- Quadratic Voting: Quadratic voting is a mechanism proposed by Vitalik Buterin; it is aimed at stopping vote manipulation by members with a large wallet. In a quadratic voting system, 1 vote will consume 1 token, 2 will consume 4 tokens, 3 will consume 9 tokens… n votes will consume n2 tokens. Hence, DAO members with large DAO/equity tokens cannot bully other members.
- Conviction Voting: Conviction voting is a mechanism that attributes more weight to a vote with time. For example, if a proposal is put to the vote for 2 weeks, and you cast your vote on the first day, by the 13th day, your vote will be much more valuable than someone who just cast their vote. Similarly, if you change your vote on the 13th day, your vote will be regarded as new, and will lose strength. Conviction voting incentivizes people to take a stand and not be swayed by other people’s influence.
- Multi-sig voting: Multi-sig voting doesn’t involve voting with DAO tokens. In a DAO voting with multi-sig tokens, all members hold a private key to the wallet. So, in a DAO of 20 people, requiring 2/3 consensus, if 14 people sign the proposal with their private keys, then it will pass.
Although these are the most common types, there are many more DAO voting systems which will determine each participant member’s voting power (and influence).
Question 4: How many DAOs can simultaneously run a DAO protocol without leading to network failure?
Most DAO protocols can host thousands of DAOs because most of the DAO action isn’t actively congesting the blockchain network; smart contract calls are only required when it is time to delegate funds to a specific user or when on-chain decisions are being made — other communication and interaction can be done off-chain.
Question 5: Is there a Custodian for funds raised in a DAO?
Typically, no. A DAO is decentralized, so no single entity acts as a custodian for pooled funds; however, the members of a DAO may allocate temporary exclusive access to a specific user, allowing them complete control of the DAO funds to carry out transactions on behalf of the entire group.
Question 6: DeFi protocols get hacked all the time; how can I be sure that my funds are safe?
When interacting with DeFi protocols, you are chiefly responsible for your security. Hence, before committing funds into any DAO, ensure that they have undergone an audit from a third party to ensure that the protocol isn’t susceptible to hacks.

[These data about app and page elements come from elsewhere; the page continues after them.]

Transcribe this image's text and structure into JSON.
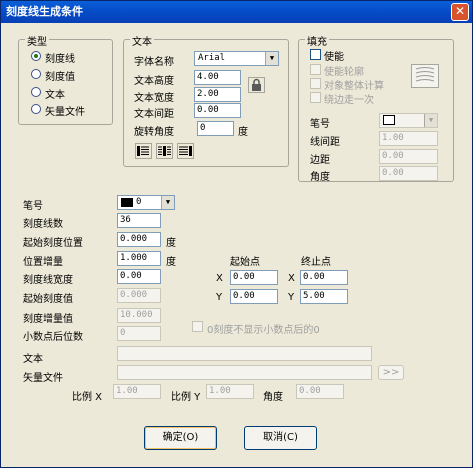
{
  "window": {
    "title": "刻度线生成条件",
    "close_label": "✕"
  },
  "type_group": {
    "legend": "类型",
    "options": [
      {
        "label": "刻度线",
        "selected": true
      },
      {
        "label": "刻度值",
        "selected": false
      },
      {
        "label": "文本",
        "selected": false
      },
      {
        "label": "矢量文件",
        "selected": false
      }
    ]
  },
  "text_group": {
    "legend": "文本",
    "font_name_label": "字体名称",
    "font_name_value": "Arial",
    "height_label": "文本高度",
    "height_value": "4.00",
    "width_label": "文本宽度",
    "width_value": "2.00",
    "spacing_label": "文本间距",
    "spacing_value": "0.00",
    "rotation_label": "旋转角度",
    "rotation_value": "0",
    "rotation_unit": "度"
  },
  "fill_group": {
    "legend": "填充",
    "enable_label": "使能",
    "outline_label": "使能轮廓",
    "whole_label": "对象整体计算",
    "once_label": "绕边走一次",
    "pen_label": "笔号",
    "line_spacing_label": "线间距",
    "line_spacing_value": "1.00",
    "margin_label": "边距",
    "margin_value": "0.00",
    "angle_label": "角度",
    "angle_value": "0.00"
  },
  "main": {
    "pen_label": "笔号",
    "pen_value": "0",
    "count_label": "刻度线数",
    "count_value": "36",
    "start_pos_label": "起始刻度位置",
    "start_pos_value": "0.000",
    "start_pos_unit": "度",
    "increment_label": "位置增量",
    "increment_value": "1.000",
    "increment_unit": "度",
    "line_width_label": "刻度线宽度",
    "line_width_value": "0.00",
    "start_val_label": "起始刻度值",
    "start_val_value": "0.000",
    "val_inc_label": "刻度增量值",
    "val_inc_value": "10.000",
    "decimals_label": "小数点后位数",
    "decimals_value": "0",
    "hide_zero_label": "0刻度不显示小数点后的0",
    "text_label": "文本",
    "text_value": "",
    "vector_label": "矢量文件",
    "vector_value": "",
    "browse_label": ">>",
    "start_point_label": "起始点",
    "end_point_label": "终止点",
    "sx_label": "X",
    "sx_value": "0.00",
    "sy_label": "Y",
    "sy_value": "0.00",
    "ex_label": "X",
    "ex_value": "0.00",
    "ey_label": "Y",
    "ey_value": "5.00",
    "scale_x_label": "比例 X",
    "scale_x_value": "1.00",
    "scale_y_label": "比例 Y",
    "scale_y_value": "1.00",
    "angle_label": "角度",
    "angle_value": "0.00"
  },
  "buttons": {
    "ok": "确定(O)",
    "cancel": "取消(C)"
  }
}
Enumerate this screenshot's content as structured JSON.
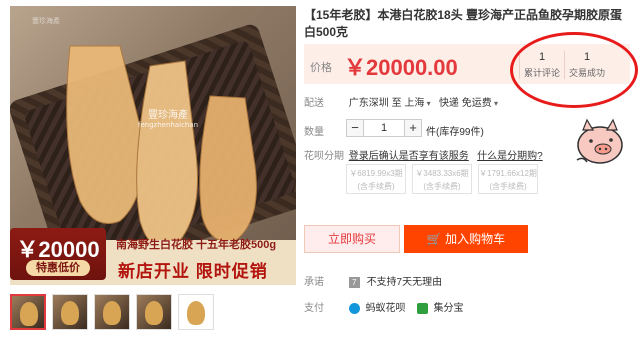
{
  "image": {
    "watermark_cn": "豐珍海產",
    "watermark_en": "fengzhenhaichan",
    "watermark_small": "豐珍海產",
    "tag_price": "￥20000",
    "tag_sub": "特惠低价",
    "slogan1": "南海野生白花胶 十五年老胶500g",
    "slogan2": "新店开业 限时促销"
  },
  "title": "【15年老胶】本港白花胶18头 豐珍海产正品鱼胶孕期胶原蛋白500克",
  "price": {
    "label": "价格",
    "value": "￥20000.00"
  },
  "stats": [
    {
      "num": "1",
      "label": "累计评论"
    },
    {
      "num": "1",
      "label": "交易成功"
    }
  ],
  "shipping": {
    "label": "配送",
    "from": "广东深圳",
    "to_prefix": "至",
    "to": "上海",
    "method": "快递 免运费"
  },
  "quantity": {
    "label": "数量",
    "minus": "−",
    "value": "1",
    "plus": "+",
    "stock": "件(库存99件)"
  },
  "huabei": {
    "label": "花呗分期",
    "link1": "登录后确认是否享有该服务",
    "link2": "什么是分期购?",
    "options": [
      {
        "price": "￥6819.99x3期",
        "note": "(含手续费)"
      },
      {
        "price": "￥3483.33x6期",
        "note": "(含手续费)"
      },
      {
        "price": "￥1791.66x12期",
        "note": "(含手续费)"
      }
    ]
  },
  "buttons": {
    "buy_now": "立即购买",
    "add_cart": "加入购物车"
  },
  "promise": {
    "label": "承诺",
    "icon_text": "7",
    "text": "不支持7天无理由"
  },
  "payment": {
    "label": "支付",
    "methods": [
      "蚂蚁花呗",
      "集分宝"
    ]
  },
  "colors": {
    "accent": "#e4393c",
    "cart": "#ff4400",
    "annotation_circle": "#e81b1b"
  }
}
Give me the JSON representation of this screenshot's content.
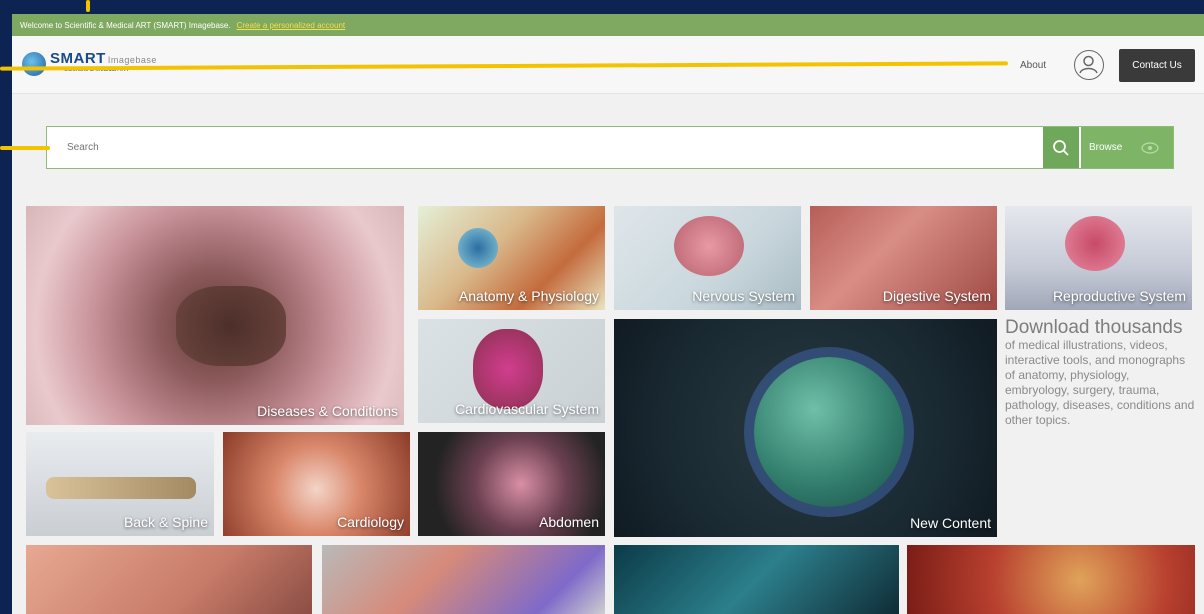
{
  "welcome": {
    "text": "Welcome to Scientific & Medical ART (SMART) Imagebase.",
    "link": "Create a personalized account"
  },
  "logo": {
    "main": "SMART",
    "sub": "Imagebase",
    "tagline": "Scientific & Medical ART"
  },
  "nav": {
    "about": "About",
    "contact": "Contact Us"
  },
  "search": {
    "placeholder": "Search",
    "browse": "Browse"
  },
  "tiles": [
    {
      "label": "Diseases & Conditions"
    },
    {
      "label": "Anatomy & Physiology"
    },
    {
      "label": "Nervous System"
    },
    {
      "label": "Digestive System"
    },
    {
      "label": "Reproductive System"
    },
    {
      "label": "Cardiovascular System"
    },
    {
      "label": "Back & Spine"
    },
    {
      "label": "Cardiology"
    },
    {
      "label": "Abdomen"
    },
    {
      "label": "New Content"
    }
  ],
  "promo": {
    "title": "Download thousands",
    "body": "of medical illustrations, videos, interactive tools, and monographs of anatomy, physiology, embryology, surgery, trauma, pathology, diseases, conditions and other topics."
  },
  "colors": {
    "accent": "#7fa861",
    "highlight": "#f3c300",
    "background": "#0d2452"
  }
}
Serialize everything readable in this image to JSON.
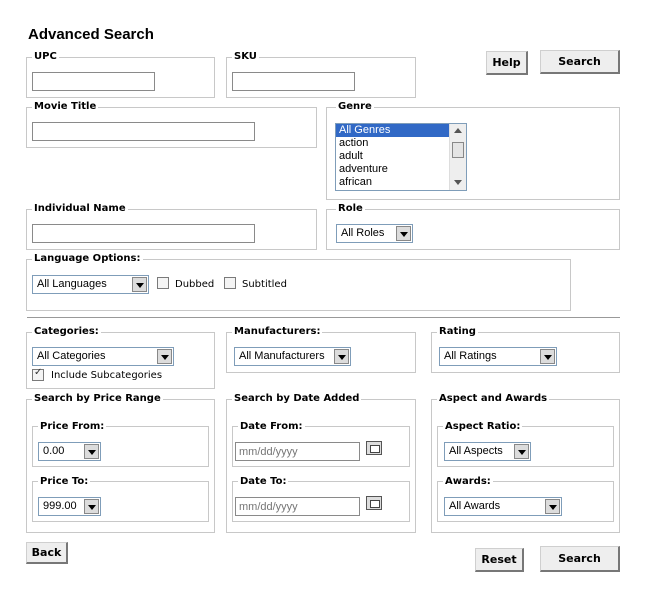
{
  "page_title": "Advanced Search",
  "buttons": {
    "help": "Help",
    "search_top": "Search",
    "back": "Back",
    "reset": "Reset",
    "search_bottom": "Search"
  },
  "upc": {
    "label": "UPC",
    "value": ""
  },
  "sku": {
    "label": "SKU",
    "value": ""
  },
  "movie_title": {
    "label": "Movie Title",
    "value": ""
  },
  "genre": {
    "label": "Genre",
    "options": [
      "All Genres",
      "action",
      "adult",
      "adventure",
      "african"
    ],
    "selected": "All Genres"
  },
  "individual_name": {
    "label": "Individual Name",
    "value": ""
  },
  "role": {
    "label": "Role",
    "selected": "All Roles"
  },
  "language": {
    "label": "Language Options:",
    "selected": "All Languages",
    "dubbed": "Dubbed",
    "subtitled": "Subtitled"
  },
  "categories": {
    "label": "Categories:",
    "selected": "All Categories",
    "include_sub": "Include Subcategories"
  },
  "manufacturers": {
    "label": "Manufacturers:",
    "selected": "All Manufacturers"
  },
  "rating": {
    "label": "Rating",
    "selected": "All Ratings"
  },
  "price": {
    "label": "Search by Price Range",
    "from_label": "Price From:",
    "from_value": "0.00",
    "to_label": "Price To:",
    "to_value": "999.00"
  },
  "date": {
    "label": "Search by Date Added",
    "from_label": "Date From:",
    "from_placeholder": "mm/dd/yyyy",
    "to_label": "Date To:",
    "to_placeholder": "mm/dd/yyyy"
  },
  "aspect": {
    "label": "Aspect and Awards",
    "ratio_label": "Aspect Ratio:",
    "ratio_value": "All Aspects",
    "awards_label": "Awards:",
    "awards_value": "All Awards"
  }
}
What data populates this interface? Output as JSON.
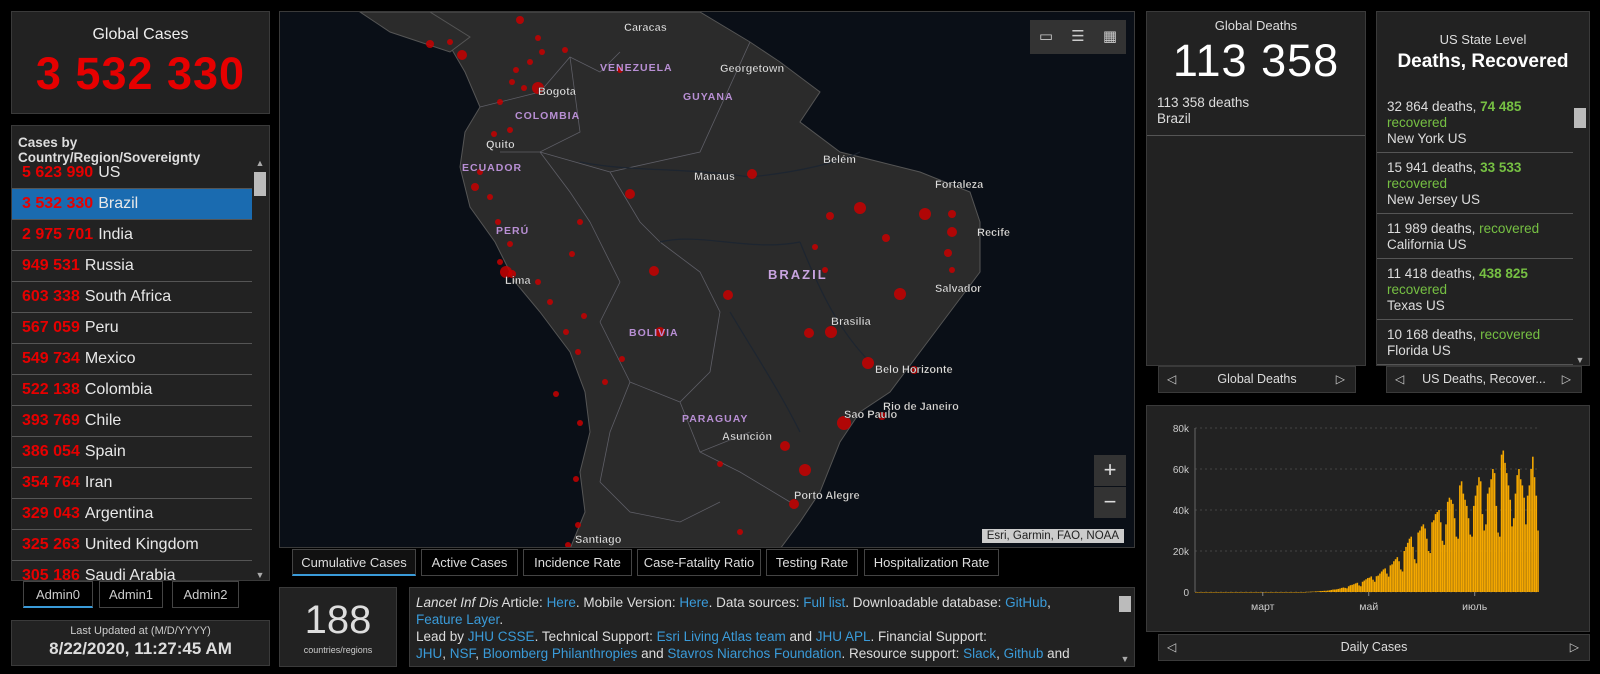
{
  "global_cases": {
    "title": "Global Cases",
    "value": "3 532 330"
  },
  "country_panel": {
    "header": "Cases by Country/Region/Sovereignty",
    "items": [
      {
        "num": "5 623 990",
        "name": "US"
      },
      {
        "num": "3 532 330",
        "name": "Brazil"
      },
      {
        "num": "2 975 701",
        "name": "India"
      },
      {
        "num": "949 531",
        "name": "Russia"
      },
      {
        "num": "603 338",
        "name": "South Africa"
      },
      {
        "num": "567 059",
        "name": "Peru"
      },
      {
        "num": "549 734",
        "name": "Mexico"
      },
      {
        "num": "522 138",
        "name": "Colombia"
      },
      {
        "num": "393 769",
        "name": "Chile"
      },
      {
        "num": "386 054",
        "name": "Spain"
      },
      {
        "num": "354 764",
        "name": "Iran"
      },
      {
        "num": "329 043",
        "name": "Argentina"
      },
      {
        "num": "325 263",
        "name": "United Kingdom"
      },
      {
        "num": "305 186",
        "name": "Saudi Arabia"
      }
    ],
    "selected_name": "Brazil"
  },
  "admin_tabs": [
    "Admin0",
    "Admin1",
    "Admin2"
  ],
  "last_updated": {
    "label": "Last Updated at (M/D/YYYY)",
    "value": "8/22/2020, 11:27:45 AM"
  },
  "map": {
    "labels": {
      "caracas": "Caracas",
      "venezuela": "VENEZUELA",
      "georgetown": "Georgetown",
      "guyana": "GUYANA",
      "bogota": "Bogota",
      "colombia": "COLOMBIA",
      "quito": "Quito",
      "ecuador": "ECUADOR",
      "manaus": "Manaus",
      "belem": "Belém",
      "fortaleza": "Fortaleza",
      "recife": "Recife",
      "peru": "PERÚ",
      "brazil": "BRAZIL",
      "lima": "Lima",
      "salvador": "Salvador",
      "brasilia": "Brasilia",
      "bolivia": "BOLIVIA",
      "belo_horizonte": "Belo Horizonte",
      "rio": "Rio de Janeiro",
      "sao_paulo": "Sao Paulo",
      "paraguay": "PARAGUAY",
      "asuncion": "Asunción",
      "porto_alegre": "Porto Alegre",
      "santiago": "Santiago"
    },
    "attribution": "Esri, Garmin, FAO, NOAA",
    "zoom_in": "+",
    "zoom_out": "−",
    "tool_icons": [
      "bookmark-icon",
      "list-icon",
      "qr-icon"
    ]
  },
  "map_tabs": [
    "Cumulative Cases",
    "Active Cases",
    "Incidence Rate",
    "Case-Fatality Ratio",
    "Testing Rate",
    "Hospitalization Rate"
  ],
  "countries_count": {
    "value": "188",
    "label": "countries/regions"
  },
  "info": {
    "lancet": "Lancet Inf Dis",
    "t1": " Article: ",
    "here1": "Here",
    "t2": ". Mobile Version: ",
    "here2": "Here",
    "t3": ". Data sources: ",
    "full_list": "Full list",
    "t4": ". Downloadable database: ",
    "github": "GitHub",
    "t5": ", ",
    "feature_layer": "Feature Layer",
    "t6": ".",
    "t7": "Lead by ",
    "jhu_csse": "JHU CSSE",
    "t8": ". Technical Support: ",
    "esri_team": "Esri Living Atlas team",
    "t9": " and ",
    "jhu_apl": "JHU APL",
    "t10": ". Financial Support:",
    "jhu": "JHU",
    "t11": ", ",
    "nsf": "NSF",
    "t12": ", ",
    "bloomberg": "Bloomberg Philanthropies",
    "t13": " and ",
    "stavros": "Stavros Niarchos Foundation",
    "t14": ". Resource support: ",
    "slack": "Slack",
    "t15": ", ",
    "github2": "Github",
    "t16": " and"
  },
  "global_deaths": {
    "title": "Global Deaths",
    "value": "113 358",
    "sub_line1": "113 358 deaths",
    "sub_line2": "Brazil",
    "pager_label": "Global Deaths"
  },
  "us_panel": {
    "title1": "US State Level",
    "title2": "Deaths, Recovered",
    "items": [
      {
        "deaths": "32 864 deaths, ",
        "recovered_num": "74 485",
        "recovered_label": "recovered",
        "state": "New York US"
      },
      {
        "deaths": "15 941 deaths, ",
        "recovered_num": "33 533",
        "recovered_label": "recovered",
        "state": "New Jersey US"
      },
      {
        "deaths": "11 989 deaths, ",
        "recovered_num": "",
        "recovered_label": " recovered",
        "state": "California US"
      },
      {
        "deaths": "11 418 deaths, ",
        "recovered_num": "438 825",
        "recovered_label": "recovered",
        "state": "Texas US"
      },
      {
        "deaths": "10 168 deaths, ",
        "recovered_num": "",
        "recovered_label": " recovered",
        "state": "Florida US"
      }
    ],
    "pager_label": "US Deaths, Recover..."
  },
  "chart_data": {
    "type": "bar",
    "ylim": [
      0,
      80000
    ],
    "yticks": [
      "0",
      "20k",
      "40k",
      "60k",
      "80k"
    ],
    "xticks": [
      "март",
      "май",
      "июль"
    ],
    "color": "#f5a800",
    "values": [
      0,
      0,
      0,
      0,
      0,
      0,
      0,
      0,
      0,
      0,
      0,
      0,
      0,
      0,
      0,
      0,
      0,
      0,
      0,
      0,
      0,
      0,
      0,
      0,
      0,
      0,
      0,
      0,
      0,
      0,
      0,
      0,
      0,
      0,
      0,
      0,
      0,
      0,
      0,
      0,
      0,
      0,
      0,
      0,
      0,
      0,
      0,
      0,
      0,
      0,
      0,
      0,
      0,
      0,
      0,
      0,
      0,
      0,
      0,
      0,
      0,
      0,
      0,
      0,
      100,
      100,
      150,
      200,
      200,
      300,
      300,
      400,
      500,
      500,
      600,
      600,
      700,
      800,
      1000,
      1200,
      1200,
      1300,
      1500,
      1700,
      2000,
      2200,
      2000,
      1800,
      2800,
      3300,
      3500,
      3800,
      4200,
      4500,
      3200,
      2800,
      5000,
      5600,
      6200,
      6800,
      7000,
      7600,
      6000,
      5000,
      7700,
      8000,
      9000,
      10000,
      11000,
      11500,
      9000,
      7500,
      13000,
      13500,
      15000,
      16000,
      17000,
      15000,
      11000,
      10000,
      20000,
      22000,
      24000,
      26000,
      27000,
      22000,
      16000,
      14000,
      29000,
      30000,
      32000,
      33000,
      31000,
      26000,
      20000,
      19000,
      34000,
      35000,
      38000,
      39000,
      40000,
      34000,
      25000,
      23000,
      33000,
      44000,
      46000,
      45000,
      43000,
      36000,
      27000,
      26000,
      52000,
      54000,
      48000,
      45000,
      42000,
      36000,
      28000,
      27000,
      42000,
      47000,
      52000,
      56000,
      54000,
      38000,
      30000,
      33000,
      48000,
      51000,
      55000,
      60000,
      58000,
      42000,
      29000,
      27000,
      67000,
      69000,
      63000,
      58000,
      52000,
      45000,
      32000,
      36000,
      48000,
      57000,
      60000,
      55000,
      52000,
      46000,
      33000,
      47000,
      52000,
      60000,
      66000,
      56000,
      47000,
      30000
    ],
    "dates_start": "2020-01-22",
    "title": "Daily Cases"
  }
}
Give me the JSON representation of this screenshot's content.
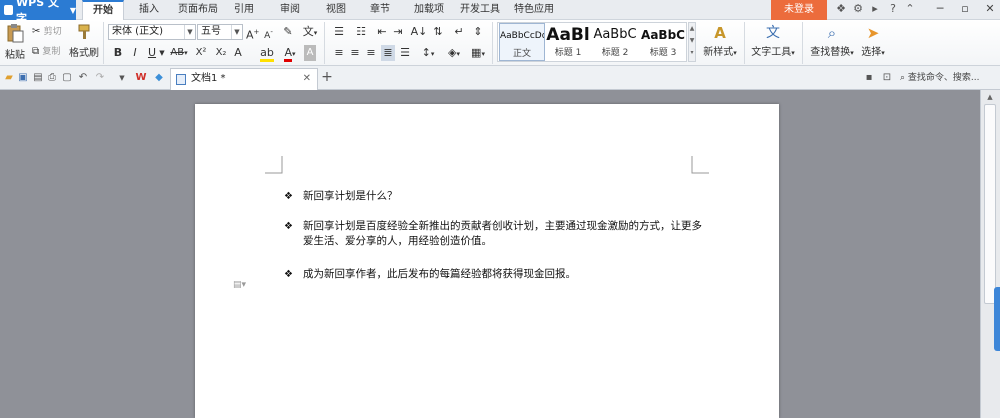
{
  "app": {
    "menu_button": "WPS 文字",
    "login": "未登录"
  },
  "menu": {
    "tabs": [
      "开始",
      "插入",
      "页面布局",
      "引用",
      "审阅",
      "视图",
      "章节",
      "加载项",
      "开发工具",
      "特色应用"
    ],
    "active_tab": "开始"
  },
  "ribbon": {
    "paste": "粘贴",
    "cut": "剪切",
    "copy": "复制",
    "format_painter": "格式刷",
    "font_name": "宋体 (正文)",
    "font_size": "五号",
    "bold": "B",
    "italic": "I",
    "underline": "U",
    "superscript": "X²",
    "subscript": "X₂",
    "styles": [
      {
        "preview": "AaBbCcDd",
        "name": "正文"
      },
      {
        "preview": "AaBl",
        "name": "标题 1"
      },
      {
        "preview": "AaBbC",
        "name": "标题 2"
      },
      {
        "preview": "AaBbC",
        "name": "标题 3"
      }
    ],
    "new_style": "新样式",
    "text_tools": "文字工具",
    "find_replace": "查找替换",
    "select": "选择"
  },
  "tabbar": {
    "doc_title": "文档1 *",
    "search_placeholder": "查找命令、搜索..."
  },
  "document": {
    "bullets": [
      "新回享计划是什么？",
      "新回享计划是百度经验全新推出的贡献者创收计划，主要通过现金激励的方式，让更多爱生活、爱分享的人，用经验创造价值。",
      "成为新回享作者，此后发布的每篇经验都将获得现金回报。"
    ]
  }
}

Question 7: Are there other plans for more DAO templates apart from Ventures and Community DAOs?
At the moment, two primary uses of DAO groups include investment (ventures) and socials (community). However, in the future, the entire DAO ecosystem is expected to diversify into other DAO templates, particularly in entertainment, media, philanthropy, etc.
If analyzed deeply, all other DAO templated are subsets of Venture and Community DAOs, which is why many new DAO protocols are looking to achieve success in these templates before diversifying to others.
SubDAO is a multi-chain DAO protocol. It allows any decentralized organization to swiftly create and manage DAOs. We are committed to serving as a Web3.0 entry by providing blockchain-based digital agreement signing, DAO social networking, asset management, and other tools and services.
The founding team of SubDAO is composed of the former Technical Team leader of the IBM Group and many early well-known developers from Polkadot. SubDAO has completed multi-million dollar financing from dozens of institutions including Hypersphere, Huobi Ventures, OKEx Blockdream Fund, as well as investment by Messari founder Ryan Selkis.Follow SubDAO